|US6382676 *||Dec 8, 2000||May 7, 2002||Do-It Corporation||Hang tab with detachable coupon portion|
|US20050107672 *||Oct 6, 2004||May 19, 2005||Recare, Inc.||System and method for external input of disease management algorithm|
|WO2015147944A3 *||Dec 31, 2014||Nov 12, 2015||Troy Industries, Inc.||Muzzle device for firearm having a gas operating system|
|U.S. Classification||396/511, 206/389|
|International Classification||B65D73/00, G03C3/00|
|Cooperative Classification||B65D73/005, B65D73/0014, B65D73/0028, G03C3/00|
|European Classification||B65D73/00D1, B65D73/00B1, B65D73/00B3, G03C3/00|

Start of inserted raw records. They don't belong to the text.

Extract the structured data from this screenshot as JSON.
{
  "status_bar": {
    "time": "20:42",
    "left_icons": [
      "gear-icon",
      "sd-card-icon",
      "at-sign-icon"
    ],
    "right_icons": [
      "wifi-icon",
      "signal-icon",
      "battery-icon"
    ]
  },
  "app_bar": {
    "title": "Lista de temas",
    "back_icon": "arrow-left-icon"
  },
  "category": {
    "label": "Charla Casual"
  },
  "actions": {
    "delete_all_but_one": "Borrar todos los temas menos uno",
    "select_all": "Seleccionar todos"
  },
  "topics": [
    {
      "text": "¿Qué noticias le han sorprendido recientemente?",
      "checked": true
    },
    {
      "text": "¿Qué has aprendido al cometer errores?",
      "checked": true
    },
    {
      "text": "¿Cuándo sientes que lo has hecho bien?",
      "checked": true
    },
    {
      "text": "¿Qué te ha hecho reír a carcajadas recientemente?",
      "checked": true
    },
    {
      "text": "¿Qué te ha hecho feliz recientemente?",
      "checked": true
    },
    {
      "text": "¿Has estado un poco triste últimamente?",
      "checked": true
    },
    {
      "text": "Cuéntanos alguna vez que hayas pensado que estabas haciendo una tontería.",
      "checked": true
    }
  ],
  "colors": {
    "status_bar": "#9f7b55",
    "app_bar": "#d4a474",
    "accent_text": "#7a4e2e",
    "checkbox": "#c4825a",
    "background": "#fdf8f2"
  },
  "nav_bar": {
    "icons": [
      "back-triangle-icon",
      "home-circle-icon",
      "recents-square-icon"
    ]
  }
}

|May 21, 1993||AS||Assignment|
Owner name: FUJI PHOTO FILM CO., LTD., JAPAN
Free format text: ASSIGNMENT OF ASSIGNORS INTEREST;ASSIGNORS:MIZUNO, KAZUNORI;ARAI, TAKUYA;REEL/FRAME:006598/0401
Effective date: 19930507
|Jul 9, 1998||FPAY||Fee payment|
Year of fee payment: 4
|Jun 13, 2002||FPAY||Fee payment|
Year of fee payment: 8
|Jun 16, 2006||FPAY||Fee payment|
Year of fee payment: 12
|Feb 15, 2007||AS||Assignment|
Owner name: FUJIFILM CORPORATION, JAPAN
Free format text: ASSIGNMENT OF ASSIGNORS INTEREST;ASSIGNOR:FUJIFILM HOLDINGS CORPORATION (FORMERLY FUJI PHOTO FILM CO., LTD.);REEL/FRAME:018904/0001
Effective date: 20070130
Owner name: FUJIFILM CORPORATION,JAPAN
Free format text: ASSIGNMENT OF ASSIGNORS INTEREST;ASSIGNOR:FUJIFILM HOLDINGS CORPORATION (FORMERLY FUJI PHOTO FILM CO., LTD.);REEL/FRAME:018904/0001
Effective date: 20070130